Remote and virtual probate. In many jurisdictions, the probate of a will requires the personal representative to personally appear in probate court. In these probate jurisdictions, local officials serve as the gatekeeper for the probate process. Local officials have needed to quickly adapt to the realities of social distancing where in-person probate is impossible. Rather than indefinitely close, many local probate offices have established virtual or remote probate procedures, which enable the appointment of personal representatives either by simply mailing their appointment papers to the probate office or by appearing “in person” through video technology with the local officials. In the future it will be interesting to see if the in-person presence resumes if these remote and virtual procedures can safely accomplish the same goals.
For more than a decade, attorneys have used document-preparation software to create estate planning documents for their clients. The next evolution in document preparation software involves the use of artificial intelligence to facilitate drafting. Such technology could better serve the needs of clients, streamline a probate practice, and enhance attorney-client interactions. Introducing this advancement to the private sector is only a few years away.
Technology and artificial intelligence that will enhance the estate and trust administration process are also on the not-too-distant horizon. Developers are currently creating technology that could digitize the probate process, enable personal representatives to locate a decedent’s assets throughout the world, permit personal representatives to access estate information in real time, and instantaneously create fiduciary accountings based solely on the information provided by financial institutions.
In conclusion, the future of the estate planning is here, and it is up to us to continue its modernization for our clients, for ourselves, and for the next generation of estates practitioners.
Whether you’re ready to start pre-planning or facing a crisis and trying to figure out what to do next, Bob Michaels with Tacoma Elder Care is here to help. To get started today or to learn more about what we do, schedule an appointment today.

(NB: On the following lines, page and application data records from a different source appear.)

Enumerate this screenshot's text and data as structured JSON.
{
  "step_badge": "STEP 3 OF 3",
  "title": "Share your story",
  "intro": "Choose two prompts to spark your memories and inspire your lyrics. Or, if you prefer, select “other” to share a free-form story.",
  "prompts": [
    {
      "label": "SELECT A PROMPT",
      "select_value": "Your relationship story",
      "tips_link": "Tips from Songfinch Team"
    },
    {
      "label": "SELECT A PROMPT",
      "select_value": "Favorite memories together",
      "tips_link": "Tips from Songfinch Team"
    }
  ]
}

Bob Michaels is extremely passionate about providing the best possible legal experience for his clients, and focuses his practice on elder law, estate planning, business, and real estate matters. Bob specializes in helping folks build a long-term care plan based on their circumstance. If you are considering a long-term care plan, schedule your appointment today!
This article is an abridged and edited version of one that originally appeared on page 60 of Probate & Property, July/August 2020 (34:4).
For more information or to obtain a copy of the periodical in which the full article appears, please call the ABA Service Center at 800/285-2221.